(DATA)

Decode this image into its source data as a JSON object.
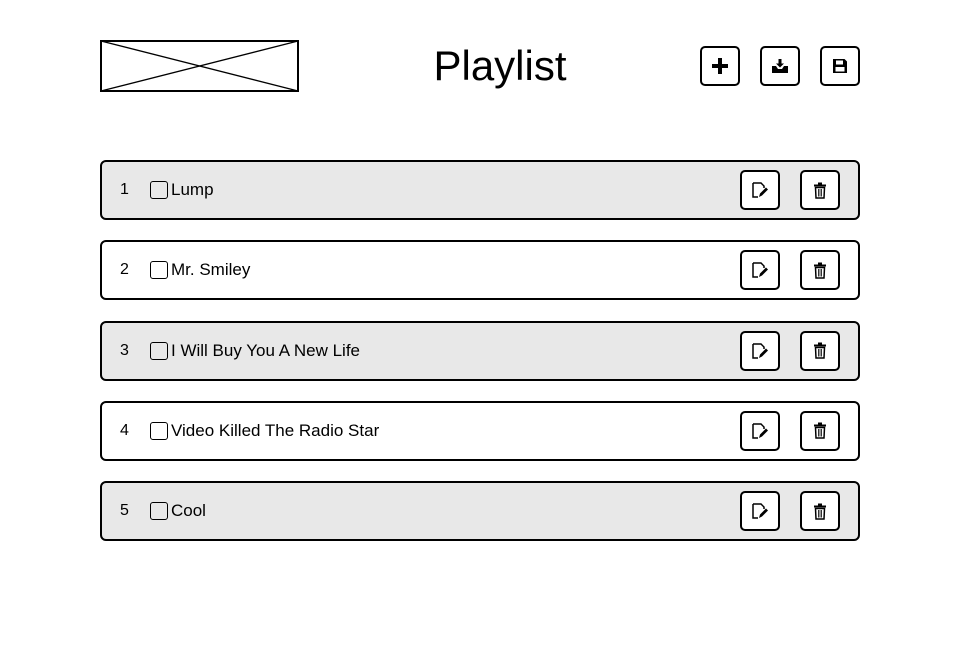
{
  "header": {
    "title": "Playlist",
    "actions": [
      {
        "icon": "plus-icon"
      },
      {
        "icon": "download-tray-icon"
      },
      {
        "icon": "floppy-disk-icon"
      }
    ]
  },
  "playlist": {
    "songs": [
      {
        "index": "1",
        "title": "Lump",
        "checked": false
      },
      {
        "index": "2",
        "title": "Mr. Smiley",
        "checked": false
      },
      {
        "index": "3",
        "title": "I Will Buy You A New Life",
        "checked": false
      },
      {
        "index": "4",
        "title": "Video Killed The Radio Star",
        "checked": false
      },
      {
        "index": "5",
        "title": "Cool",
        "checked": false
      }
    ],
    "row_actions": [
      "edit-icon",
      "trash-icon"
    ]
  },
  "colors": {
    "row_shaded": "#e8e8e8",
    "row_plain": "#ffffff",
    "border": "#000000"
  }
}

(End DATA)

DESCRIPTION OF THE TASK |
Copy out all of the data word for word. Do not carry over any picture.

EXERCISE OUTPUT |
Decode this image into its source data as a JSON object.
{
  "header": {
    "title": "Playlist",
    "actions": [
      {
        "icon": "plus-icon"
      },
      {
        "icon": "download-tray-icon"
      },
      {
        "icon": "floppy-disk-icon"
      }
    ]
  },
  "playlist": {
    "songs": [
      {
        "index": "1",
        "title": "Lump",
        "checked": false
      },
      {
        "index": "2",
        "title": "Mr. Smiley",
        "checked": false
      },
      {
        "index": "3",
        "title": "I Will Buy You A New Life",
        "checked": false
      },
      {
        "index": "4",
        "title": "Video Killed The Radio Star",
        "checked": false
      },
      {
        "index": "5",
        "title": "Cool",
        "checked": false
      }
    ],
    "row_actions": [
      "edit-icon",
      "trash-icon"
    ]
  },
  "colors": {
    "row_shaded": "#e8e8e8",
    "row_plain": "#ffffff",
    "border": "#000000"
  }
}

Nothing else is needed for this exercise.